By Caleb Faires
In a world full of self-worship and runaway passions, Romans 1 is arresting and sobering. This isn’t the sort of thing most people want to talk about at your local coffee shop or over dinner and drinks. Paul directly confronts sin and brings us face to face with God’s righteous wrath. Indeed, God’s wrath, says Paul, is revealed against all ungodliness.
The judgment described is frightening. Perhaps the most frightening phrase is this: “God delivered them over” (Romans 1:24). When our hearts are blind, false, and desiring iniquity and evil, He gives us what we desire. To get what we want in this life is sometimes—dare I say most of the time—not a blessing but judgment.

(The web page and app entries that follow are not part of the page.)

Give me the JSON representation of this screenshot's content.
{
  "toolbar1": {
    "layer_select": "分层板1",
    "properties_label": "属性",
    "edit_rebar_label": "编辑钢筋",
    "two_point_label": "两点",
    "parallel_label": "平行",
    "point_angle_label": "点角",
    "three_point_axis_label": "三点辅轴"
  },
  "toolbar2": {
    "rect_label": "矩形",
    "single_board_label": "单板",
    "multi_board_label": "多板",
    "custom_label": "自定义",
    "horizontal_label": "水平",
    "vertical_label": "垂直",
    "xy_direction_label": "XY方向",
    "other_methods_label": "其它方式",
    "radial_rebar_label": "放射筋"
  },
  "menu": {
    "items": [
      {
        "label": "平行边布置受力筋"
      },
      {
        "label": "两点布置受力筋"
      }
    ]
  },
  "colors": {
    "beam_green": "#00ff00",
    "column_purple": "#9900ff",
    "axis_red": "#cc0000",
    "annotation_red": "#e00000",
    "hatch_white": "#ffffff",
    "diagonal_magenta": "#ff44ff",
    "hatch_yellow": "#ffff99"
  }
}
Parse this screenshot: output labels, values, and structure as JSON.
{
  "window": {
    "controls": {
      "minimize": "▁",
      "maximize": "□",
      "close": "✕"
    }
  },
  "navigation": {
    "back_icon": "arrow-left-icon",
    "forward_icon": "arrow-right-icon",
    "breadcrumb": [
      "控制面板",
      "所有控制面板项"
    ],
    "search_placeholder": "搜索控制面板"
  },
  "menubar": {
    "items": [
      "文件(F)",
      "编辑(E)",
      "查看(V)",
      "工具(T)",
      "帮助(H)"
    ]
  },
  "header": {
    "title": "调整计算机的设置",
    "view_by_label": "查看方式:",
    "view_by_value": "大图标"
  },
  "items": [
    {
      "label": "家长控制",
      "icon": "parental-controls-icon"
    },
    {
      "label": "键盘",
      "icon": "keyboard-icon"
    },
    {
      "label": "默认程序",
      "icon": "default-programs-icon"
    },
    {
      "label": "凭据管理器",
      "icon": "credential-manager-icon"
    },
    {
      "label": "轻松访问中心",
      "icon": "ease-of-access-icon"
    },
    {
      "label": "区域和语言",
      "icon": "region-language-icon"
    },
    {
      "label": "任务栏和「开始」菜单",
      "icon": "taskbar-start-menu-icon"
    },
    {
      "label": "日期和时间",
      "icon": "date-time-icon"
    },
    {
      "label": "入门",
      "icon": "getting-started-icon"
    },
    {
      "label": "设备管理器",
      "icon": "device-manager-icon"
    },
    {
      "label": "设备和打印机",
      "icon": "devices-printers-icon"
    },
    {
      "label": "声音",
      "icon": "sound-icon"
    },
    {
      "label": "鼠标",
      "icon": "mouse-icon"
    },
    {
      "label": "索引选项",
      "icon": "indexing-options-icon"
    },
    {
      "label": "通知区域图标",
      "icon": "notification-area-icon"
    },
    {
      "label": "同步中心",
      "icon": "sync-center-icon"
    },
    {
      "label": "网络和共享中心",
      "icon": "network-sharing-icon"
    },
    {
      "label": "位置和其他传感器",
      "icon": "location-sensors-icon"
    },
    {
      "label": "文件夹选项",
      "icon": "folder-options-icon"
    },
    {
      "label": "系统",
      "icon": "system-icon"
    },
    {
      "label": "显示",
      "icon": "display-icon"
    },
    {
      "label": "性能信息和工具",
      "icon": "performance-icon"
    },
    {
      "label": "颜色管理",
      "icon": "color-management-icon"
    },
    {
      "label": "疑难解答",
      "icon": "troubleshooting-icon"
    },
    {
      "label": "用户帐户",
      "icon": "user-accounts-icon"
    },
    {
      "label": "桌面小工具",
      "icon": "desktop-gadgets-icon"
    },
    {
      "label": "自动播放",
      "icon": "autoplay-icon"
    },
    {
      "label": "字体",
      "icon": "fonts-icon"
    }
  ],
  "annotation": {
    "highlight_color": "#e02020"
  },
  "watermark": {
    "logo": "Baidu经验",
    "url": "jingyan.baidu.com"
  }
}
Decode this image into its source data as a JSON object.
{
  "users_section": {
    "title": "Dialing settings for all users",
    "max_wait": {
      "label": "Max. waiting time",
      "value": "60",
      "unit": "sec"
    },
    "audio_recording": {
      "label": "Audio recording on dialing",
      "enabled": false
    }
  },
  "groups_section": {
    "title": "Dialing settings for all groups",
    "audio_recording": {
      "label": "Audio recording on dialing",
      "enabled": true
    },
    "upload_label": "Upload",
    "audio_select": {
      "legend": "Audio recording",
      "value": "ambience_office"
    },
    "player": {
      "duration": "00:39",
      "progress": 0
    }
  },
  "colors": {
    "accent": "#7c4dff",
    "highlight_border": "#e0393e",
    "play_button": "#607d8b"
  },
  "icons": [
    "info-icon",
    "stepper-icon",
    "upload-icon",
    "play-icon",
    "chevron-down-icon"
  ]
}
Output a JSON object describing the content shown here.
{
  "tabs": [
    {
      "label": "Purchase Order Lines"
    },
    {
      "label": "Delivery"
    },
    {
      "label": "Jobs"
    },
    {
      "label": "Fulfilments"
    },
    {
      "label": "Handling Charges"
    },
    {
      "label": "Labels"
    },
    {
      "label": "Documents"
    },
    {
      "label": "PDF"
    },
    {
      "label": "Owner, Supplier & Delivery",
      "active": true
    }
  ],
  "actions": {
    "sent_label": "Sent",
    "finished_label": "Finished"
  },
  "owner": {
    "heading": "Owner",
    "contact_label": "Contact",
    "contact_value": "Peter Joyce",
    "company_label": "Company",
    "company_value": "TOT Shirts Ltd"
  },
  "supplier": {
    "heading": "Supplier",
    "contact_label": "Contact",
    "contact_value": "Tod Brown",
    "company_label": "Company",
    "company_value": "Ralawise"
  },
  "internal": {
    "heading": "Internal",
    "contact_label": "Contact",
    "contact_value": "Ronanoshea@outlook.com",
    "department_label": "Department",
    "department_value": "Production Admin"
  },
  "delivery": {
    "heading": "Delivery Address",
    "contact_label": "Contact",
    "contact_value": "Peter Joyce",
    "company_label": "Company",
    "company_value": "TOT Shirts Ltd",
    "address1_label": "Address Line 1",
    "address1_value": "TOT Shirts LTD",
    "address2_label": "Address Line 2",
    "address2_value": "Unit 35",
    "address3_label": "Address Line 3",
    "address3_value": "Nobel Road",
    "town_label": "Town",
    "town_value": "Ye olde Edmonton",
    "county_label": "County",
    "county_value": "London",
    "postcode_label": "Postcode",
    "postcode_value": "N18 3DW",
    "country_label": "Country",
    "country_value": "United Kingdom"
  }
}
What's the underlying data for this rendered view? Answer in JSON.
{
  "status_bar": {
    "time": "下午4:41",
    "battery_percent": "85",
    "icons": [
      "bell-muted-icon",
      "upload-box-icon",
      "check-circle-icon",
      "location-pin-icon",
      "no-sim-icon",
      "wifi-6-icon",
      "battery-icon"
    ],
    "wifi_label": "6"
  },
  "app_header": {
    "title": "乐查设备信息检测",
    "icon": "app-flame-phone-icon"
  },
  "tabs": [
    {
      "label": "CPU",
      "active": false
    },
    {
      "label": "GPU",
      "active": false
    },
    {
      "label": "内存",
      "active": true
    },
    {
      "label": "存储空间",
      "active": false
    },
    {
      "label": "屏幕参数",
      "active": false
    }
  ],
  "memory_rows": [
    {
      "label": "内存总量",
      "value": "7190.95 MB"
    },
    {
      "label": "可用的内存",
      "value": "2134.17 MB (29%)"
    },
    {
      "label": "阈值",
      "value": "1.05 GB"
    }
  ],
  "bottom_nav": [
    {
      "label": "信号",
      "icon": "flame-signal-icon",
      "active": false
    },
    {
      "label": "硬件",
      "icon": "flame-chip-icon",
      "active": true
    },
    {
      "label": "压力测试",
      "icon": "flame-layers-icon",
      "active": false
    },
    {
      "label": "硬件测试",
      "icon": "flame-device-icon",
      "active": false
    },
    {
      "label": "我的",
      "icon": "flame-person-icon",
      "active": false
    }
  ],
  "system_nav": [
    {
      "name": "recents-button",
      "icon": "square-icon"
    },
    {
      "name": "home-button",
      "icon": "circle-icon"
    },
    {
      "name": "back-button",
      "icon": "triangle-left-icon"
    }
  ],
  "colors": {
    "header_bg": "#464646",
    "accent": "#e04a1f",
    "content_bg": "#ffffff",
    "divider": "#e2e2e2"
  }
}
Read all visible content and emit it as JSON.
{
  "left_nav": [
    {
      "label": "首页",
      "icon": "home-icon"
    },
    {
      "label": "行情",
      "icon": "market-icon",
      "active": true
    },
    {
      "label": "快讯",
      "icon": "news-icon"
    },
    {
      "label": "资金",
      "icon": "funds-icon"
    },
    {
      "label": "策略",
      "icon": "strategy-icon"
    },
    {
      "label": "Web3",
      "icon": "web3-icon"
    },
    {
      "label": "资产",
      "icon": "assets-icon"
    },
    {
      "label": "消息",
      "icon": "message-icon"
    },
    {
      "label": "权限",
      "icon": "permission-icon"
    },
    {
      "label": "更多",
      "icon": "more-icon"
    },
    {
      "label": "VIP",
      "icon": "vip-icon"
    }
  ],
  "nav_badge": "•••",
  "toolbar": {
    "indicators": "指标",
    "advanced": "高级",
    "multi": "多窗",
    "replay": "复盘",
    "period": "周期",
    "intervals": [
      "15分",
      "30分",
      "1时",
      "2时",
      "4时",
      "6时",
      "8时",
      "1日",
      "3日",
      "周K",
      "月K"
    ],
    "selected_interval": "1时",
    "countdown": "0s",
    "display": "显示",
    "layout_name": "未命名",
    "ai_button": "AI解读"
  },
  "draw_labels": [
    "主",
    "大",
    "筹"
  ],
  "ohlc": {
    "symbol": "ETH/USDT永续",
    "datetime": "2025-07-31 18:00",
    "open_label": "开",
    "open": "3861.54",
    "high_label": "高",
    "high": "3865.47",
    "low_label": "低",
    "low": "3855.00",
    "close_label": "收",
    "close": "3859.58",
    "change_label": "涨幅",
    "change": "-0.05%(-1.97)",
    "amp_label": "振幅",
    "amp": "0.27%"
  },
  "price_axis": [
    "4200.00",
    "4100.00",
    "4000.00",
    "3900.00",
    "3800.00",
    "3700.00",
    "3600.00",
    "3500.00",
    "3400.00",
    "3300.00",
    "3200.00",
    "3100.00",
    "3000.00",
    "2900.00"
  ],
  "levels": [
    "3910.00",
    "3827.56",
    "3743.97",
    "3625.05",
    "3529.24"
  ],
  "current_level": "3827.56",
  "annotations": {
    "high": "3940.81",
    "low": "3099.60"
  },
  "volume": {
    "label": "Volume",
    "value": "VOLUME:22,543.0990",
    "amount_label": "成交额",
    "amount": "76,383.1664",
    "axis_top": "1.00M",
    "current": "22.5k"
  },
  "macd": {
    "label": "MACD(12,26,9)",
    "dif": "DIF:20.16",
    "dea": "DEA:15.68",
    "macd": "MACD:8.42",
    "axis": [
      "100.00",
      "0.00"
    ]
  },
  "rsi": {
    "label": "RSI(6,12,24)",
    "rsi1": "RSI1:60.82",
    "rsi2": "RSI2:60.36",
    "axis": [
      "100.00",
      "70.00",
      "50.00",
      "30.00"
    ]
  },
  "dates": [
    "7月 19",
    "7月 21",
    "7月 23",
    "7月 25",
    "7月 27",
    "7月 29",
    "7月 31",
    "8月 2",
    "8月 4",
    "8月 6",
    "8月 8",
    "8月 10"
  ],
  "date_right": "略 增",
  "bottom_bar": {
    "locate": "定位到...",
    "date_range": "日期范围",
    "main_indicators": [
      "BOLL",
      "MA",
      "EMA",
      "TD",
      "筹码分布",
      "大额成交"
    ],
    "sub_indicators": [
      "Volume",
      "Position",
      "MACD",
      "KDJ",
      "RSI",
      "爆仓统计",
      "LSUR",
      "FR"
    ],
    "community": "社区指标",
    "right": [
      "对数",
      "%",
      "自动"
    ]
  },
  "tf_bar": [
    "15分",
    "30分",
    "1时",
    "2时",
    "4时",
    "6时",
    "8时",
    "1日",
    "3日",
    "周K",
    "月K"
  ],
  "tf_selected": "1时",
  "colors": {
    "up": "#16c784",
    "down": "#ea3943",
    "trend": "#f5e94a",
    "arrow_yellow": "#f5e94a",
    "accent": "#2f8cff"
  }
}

In his “Letter from a Birmingham Jail,” Dr. Martin Luther King, Jr. said, “Injustice anywhere is a threat to justice everywhere.” So also unrighteousness anywhere is a threat to righteousness everywhere. The minute we begin condoning evil, justifying our selfishness, and excusing our pet sins, instead of repenting of them, we are asking for judgment: for blindness, darkness, waywardness, folly, debased minds, and perverse passions.
It is a slippery slope, and there aren’t any pit stops along the way. There is no “sort-of” righteous, no “halfway” committed. There is no neutrality. There is wisdom or folly, life or death. “The fear of the LORD is the beginning of knowledge; fools despise wisdom and discipline” (Proverbs 1:7).
However, this talk of judgment isn’t a load of pessimism. God’s righteous wrath is the only good response to a world of sin and even to our own rebellious hearts. It flows from the simple fact that God is good and holy.
God’s holy wrath was bestowed upon Christ on the cross. His righteousness triumphs, yet in the midst of His wrath, He remembers mercy. Because of this, it is possible to both tremble and trust.
I am comforted by Paul’s words in 2 Timothy 3:9: “But they will not make further progress, for their foolishness will be clear to all.” Folly can’t be hidden. Ungodliness and unrighteousness will be revealed for what they are. This is both sobering and glorious news. I am provoked to repent for my own folly and unrighteousness and also to give thanks for God’s faithfulness and grace.
May Christ Himself keep us and guard us against our own folly—from the love of self and the world, from presumption and pride. May He keep us in His grace, that we may fear Him all the days of our lives. Thanks be to God, and to Him alone be the glory!